§ **Instructions to follow**
In your copy, reproduce the entries exactly as they are, minus the images.

☆ ☆ ☆

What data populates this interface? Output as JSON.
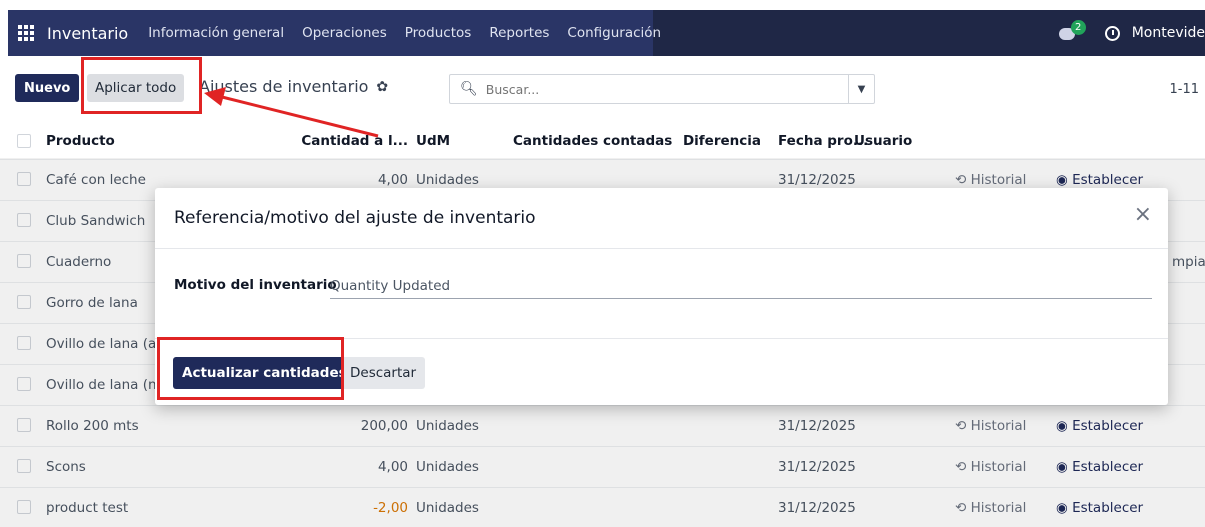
{
  "navbar": {
    "app_name": "Inventario",
    "menu": [
      "Información general",
      "Operaciones",
      "Productos",
      "Reportes",
      "Configuración"
    ],
    "chat_badge": "2",
    "company": "Montevide"
  },
  "controls": {
    "new_label": "Nuevo",
    "apply_all_label": "Aplicar todo",
    "breadcrumb": "Ajustes de inventario",
    "search_placeholder": "Buscar...",
    "pager": "1-11"
  },
  "table": {
    "headers": {
      "product": "Producto",
      "qty": "Cantidad a l...",
      "udm": "UdM",
      "counted": "Cantidades contadas",
      "diff": "Diferencia",
      "date": "Fecha pro...",
      "user": "Usuario"
    },
    "rows": [
      {
        "product": "Café con leche",
        "qty": "4,00",
        "udm": "Unidades",
        "date": "31/12/2025",
        "history": "Historial",
        "set": "Establecer"
      },
      {
        "product": "Club Sandwich"
      },
      {
        "product": "Cuaderno",
        "extra": "mpiar"
      },
      {
        "product": "Gorro de lana"
      },
      {
        "product": "Ovillo de lana (az"
      },
      {
        "product": "Ovillo de lana (na"
      },
      {
        "product": "Rollo 200 mts",
        "qty": "200,00",
        "udm": "Unidades",
        "date": "31/12/2025",
        "history": "Historial",
        "set": "Establecer"
      },
      {
        "product": "Scons",
        "qty": "4,00",
        "udm": "Unidades",
        "date": "31/12/2025",
        "history": "Historial",
        "set": "Establecer"
      },
      {
        "product": "product test",
        "qty": "-2,00",
        "udm": "Unidades",
        "date": "31/12/2025",
        "history": "Historial",
        "set": "Establecer"
      }
    ]
  },
  "modal": {
    "title": "Referencia/motivo del ajuste de inventario",
    "field_label": "Motivo del inventario",
    "field_value": "Quantity Updated",
    "update_label": "Actualizar cantidades",
    "discard_label": "Descartar"
  },
  "colors": {
    "navbar": "#1f2746",
    "primary": "#1f2a5a",
    "annotation": "#e02424",
    "negative": "#d97706"
  }
}
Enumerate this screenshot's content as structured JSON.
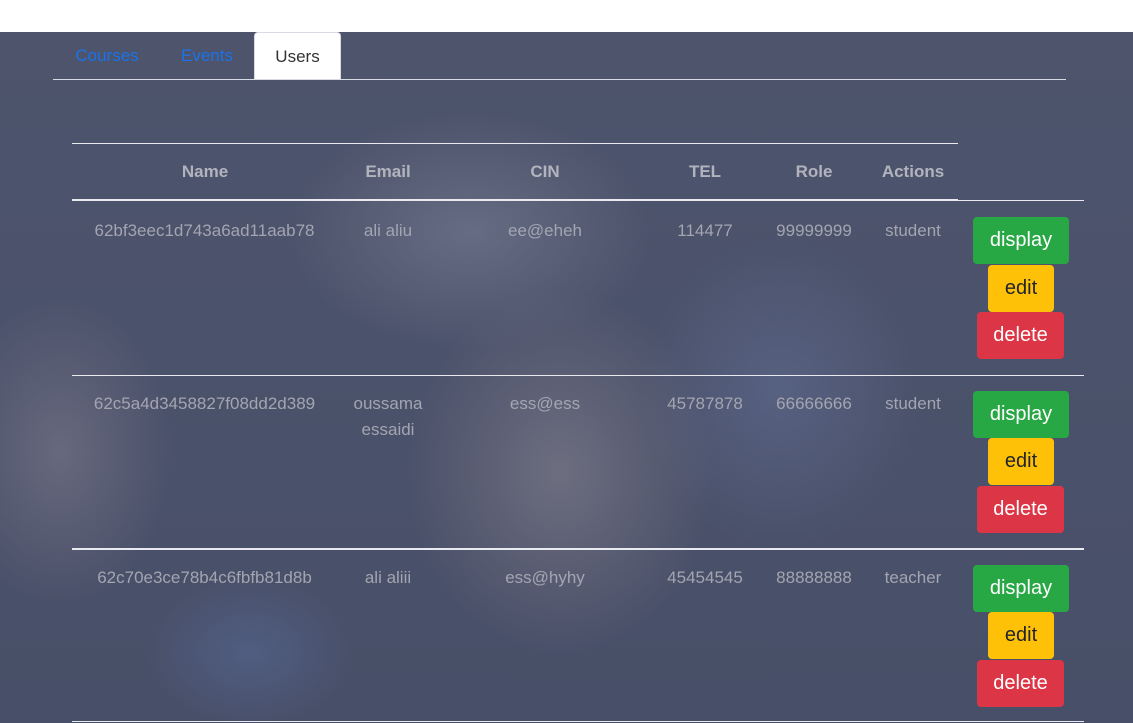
{
  "tabs": [
    {
      "label": "Courses"
    },
    {
      "label": "Events"
    },
    {
      "label": "Users"
    }
  ],
  "table": {
    "headers": [
      "Name",
      "Email",
      "CIN",
      "TEL",
      "Role",
      "Actions"
    ],
    "rows": [
      {
        "id": "62bf3eec1d743a6ad11aab78",
        "name": "ali aliu",
        "email": "ee@eheh",
        "cin": "114477",
        "tel": "99999999",
        "role": "student"
      },
      {
        "id": "62c5a4d3458827f08dd2d389",
        "name": "oussama essaidi",
        "email": "ess@ess",
        "cin": "45787878",
        "tel": "66666666",
        "role": "student"
      },
      {
        "id": "62c70e3ce78b4c6fbfb81d8b",
        "name": "ali aliii",
        "email": "ess@hyhy",
        "cin": "45454545",
        "tel": "88888888",
        "role": "teacher"
      }
    ],
    "actions": {
      "display": "display",
      "edit": "edit",
      "delete": "delete"
    }
  },
  "colors": {
    "display_button": "#28a745",
    "edit_button": "#ffc107",
    "delete_button": "#dc3545",
    "tab_link": "#1a73e8"
  }
}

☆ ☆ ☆

§ **Response**
What data populates this interface? Output as JSON.
{
  "navbar": {
    "app_name": "Inventario",
    "menu": [
      "Información general",
      "Operaciones",
      "Productos",
      "Reportes",
      "Configuración"
    ],
    "chat_badge": "2",
    "company": "Montevide"
  },
  "controls": {
    "new_label": "Nuevo",
    "apply_all_label": "Aplicar todo",
    "breadcrumb": "Ajustes de inventario",
    "search_placeholder": "Buscar...",
    "pager": "1-11"
  },
  "table": {
    "headers": {
      "product": "Producto",
      "qty": "Cantidad a l...",
      "udm": "UdM",
      "counted": "Cantidades contadas",
      "diff": "Diferencia",
      "date": "Fecha pro...",
      "user": "Usuario"
    },
    "rows": [
      {
        "product": "Café con leche",
        "qty": "4,00",
        "udm": "Unidades",
        "date": "31/12/2025",
        "history": "Historial",
        "set": "Establecer"
      },
      {
        "product": "Club Sandwich"
      },
      {
        "product": "Cuaderno",
        "extra": "mpiar"
      },
      {
        "product": "Gorro de lana"
      },
      {
        "product": "Ovillo de lana (az"
      },
      {
        "product": "Ovillo de lana (na"
      },
      {
        "product": "Rollo 200 mts",
        "qty": "200,00",
        "udm": "Unidades",
        "date": "31/12/2025",
        "history": "Historial",
        "set": "Establecer"
      },
      {
        "product": "Scons",
        "qty": "4,00",
        "udm": "Unidades",
        "date": "31/12/2025",
        "history": "Historial",
        "set": "Establecer"
      },
      {
        "product": "product test",
        "qty": "-2,00",
        "udm": "Unidades",
        "date": "31/12/2025",
        "history": "Historial",
        "set": "Establecer"
      }
    ]
  },
  "modal": {
    "title": "Referencia/motivo del ajuste de inventario",
    "field_label": "Motivo del inventario",
    "field_value": "Quantity Updated",
    "update_label": "Actualizar cantidades",
    "discard_label": "Descartar"
  },
  "colors": {
    "navbar": "#1f2746",
    "primary": "#1f2a5a",
    "annotation": "#e02424",
    "negative": "#d97706"
  }
}
Enumerate this screenshot's content as structured JSON.
{
  "tabs": [
    {
      "label": "Courses"
    },
    {
      "label": "Events"
    },
    {
      "label": "Users"
    }
  ],
  "table": {
    "headers": [
      "Name",
      "Email",
      "CIN",
      "TEL",
      "Role",
      "Actions"
    ],
    "rows": [
      {
        "id": "62bf3eec1d743a6ad11aab78",
        "name": "ali aliu",
        "email": "ee@eheh",
        "cin": "114477",
        "tel": "99999999",
        "role": "student"
      },
      {
        "id": "62c5a4d3458827f08dd2d389",
        "name": "oussama essaidi",
        "email": "ess@ess",
        "cin": "45787878",
        "tel": "66666666",
        "role": "student"
      },
      {
        "id": "62c70e3ce78b4c6fbfb81d8b",
        "name": "ali aliii",
        "email": "ess@hyhy",
        "cin": "45454545",
        "tel": "88888888",
        "role": "teacher"
      }
    ],
    "actions": {
      "display": "display",
      "edit": "edit",
      "delete": "delete"
    }
  },
  "colors": {
    "display_button": "#28a745",
    "edit_button": "#ffc107",
    "delete_button": "#dc3545",
    "tab_link": "#1a73e8"
  }
}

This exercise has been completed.